Bundala National Park occupies an area of 6216 hectares. This National Park was originally recognized as a sanctuary in the year 1969. Due to the magnificent role played by the Park this was declared as the RAMSAR Wetland in 1990. The Bundala National Park serves as the wintering area to all sorts of the wandering birds.

Since the National Park is situated in the semi – arid part of the province, so the rainfall in the Park is highly seasonal. Focal cause of the rainfall in this area is the Northeast Monsoon Winds that blow over this part of the country in the period of December to February. The average annual Rainfall marked in this area is 900 – 1300 mm. Area generally experiences an elongated drought from May to October. The average twelve – monthly temperature is 27 C. The Daily Temperature of the region is 30 C and this is quite tolerable by the dwellers of the area.

The Bundala National Park serves as the home to a large population of the elephants, Quagmire and estuarine crocodiles, turtles as well as other faunal animals that include leopards. Elongated along the eastern coast of the Hambantola, the Bundala National Park is an ideal spot for the immediate enjoyment. You can travel four hours in a jeep and take a stunning view of the leopards, elephants, eight feet crocs, huge squirrels and the flamingoes. The afternoon travel to the National Park in the dry season (that extends from December to May) provides the tourists with the most suited chance of viewing the wildlife.

The Bundala National Park encloses the coast for nearly 20 km. This includes five shallow and brackish lagoons and the leeway which entirely dry up at times when the drought extends for long period. These lagoons are separated by the thick low scrubby wooded area that runs down the coastal dunes.

The most vital characteristic of the Bundala National Park is the pink flocks of the flamingoes that provide a highlighted image to the park. The sight of this pink flock is quite awkward. But in the dusk it will blow you off and force you to capture the image of this sight in your cameras. Herons, Spoonbills, Painted Storks are frequently sighted.
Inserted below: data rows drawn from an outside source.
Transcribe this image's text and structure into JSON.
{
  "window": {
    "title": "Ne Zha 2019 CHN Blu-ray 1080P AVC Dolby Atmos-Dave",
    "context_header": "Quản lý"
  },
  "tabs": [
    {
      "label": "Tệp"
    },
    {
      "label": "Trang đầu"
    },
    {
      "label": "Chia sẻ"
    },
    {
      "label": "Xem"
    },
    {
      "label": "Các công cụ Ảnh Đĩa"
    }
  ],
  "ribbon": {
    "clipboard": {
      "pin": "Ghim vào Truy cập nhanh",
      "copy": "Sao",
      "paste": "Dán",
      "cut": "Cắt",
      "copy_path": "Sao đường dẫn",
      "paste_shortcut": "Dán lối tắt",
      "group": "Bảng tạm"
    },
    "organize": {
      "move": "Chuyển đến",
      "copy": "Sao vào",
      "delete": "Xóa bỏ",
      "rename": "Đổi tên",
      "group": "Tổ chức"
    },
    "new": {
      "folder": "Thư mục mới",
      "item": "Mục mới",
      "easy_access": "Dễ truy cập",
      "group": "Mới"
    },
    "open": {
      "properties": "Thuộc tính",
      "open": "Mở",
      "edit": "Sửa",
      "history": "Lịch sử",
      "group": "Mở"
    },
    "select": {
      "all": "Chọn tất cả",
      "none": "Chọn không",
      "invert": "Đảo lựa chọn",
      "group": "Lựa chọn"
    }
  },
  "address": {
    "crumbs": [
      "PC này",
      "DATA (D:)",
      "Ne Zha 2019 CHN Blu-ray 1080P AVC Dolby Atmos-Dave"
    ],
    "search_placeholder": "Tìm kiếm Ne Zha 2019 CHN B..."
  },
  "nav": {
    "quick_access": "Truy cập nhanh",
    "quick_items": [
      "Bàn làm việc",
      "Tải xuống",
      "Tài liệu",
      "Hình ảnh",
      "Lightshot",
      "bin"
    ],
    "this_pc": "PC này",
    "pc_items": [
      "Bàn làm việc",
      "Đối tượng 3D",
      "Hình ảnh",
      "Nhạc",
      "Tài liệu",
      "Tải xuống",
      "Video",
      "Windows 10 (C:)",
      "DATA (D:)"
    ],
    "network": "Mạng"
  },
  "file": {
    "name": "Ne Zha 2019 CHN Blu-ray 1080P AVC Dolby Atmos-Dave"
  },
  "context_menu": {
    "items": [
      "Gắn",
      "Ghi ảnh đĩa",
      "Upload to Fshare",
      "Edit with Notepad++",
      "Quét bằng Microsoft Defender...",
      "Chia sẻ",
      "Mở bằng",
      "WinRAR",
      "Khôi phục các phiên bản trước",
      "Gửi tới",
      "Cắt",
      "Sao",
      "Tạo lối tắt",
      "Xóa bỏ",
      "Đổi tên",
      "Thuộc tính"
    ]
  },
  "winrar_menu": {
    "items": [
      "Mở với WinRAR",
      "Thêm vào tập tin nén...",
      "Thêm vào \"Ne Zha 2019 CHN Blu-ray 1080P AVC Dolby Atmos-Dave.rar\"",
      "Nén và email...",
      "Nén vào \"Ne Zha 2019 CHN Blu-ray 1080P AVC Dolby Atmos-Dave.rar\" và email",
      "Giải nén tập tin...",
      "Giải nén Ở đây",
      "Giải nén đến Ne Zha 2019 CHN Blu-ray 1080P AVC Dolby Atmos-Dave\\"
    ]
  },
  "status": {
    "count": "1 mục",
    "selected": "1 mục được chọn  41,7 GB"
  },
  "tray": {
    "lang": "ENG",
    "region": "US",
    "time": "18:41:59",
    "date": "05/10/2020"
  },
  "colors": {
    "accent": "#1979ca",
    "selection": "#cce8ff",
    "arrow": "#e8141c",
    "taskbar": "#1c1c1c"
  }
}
So if you are trying to find a place that can serve your purpose of vacation and has striking surroundings as well then this National Park is fit for you.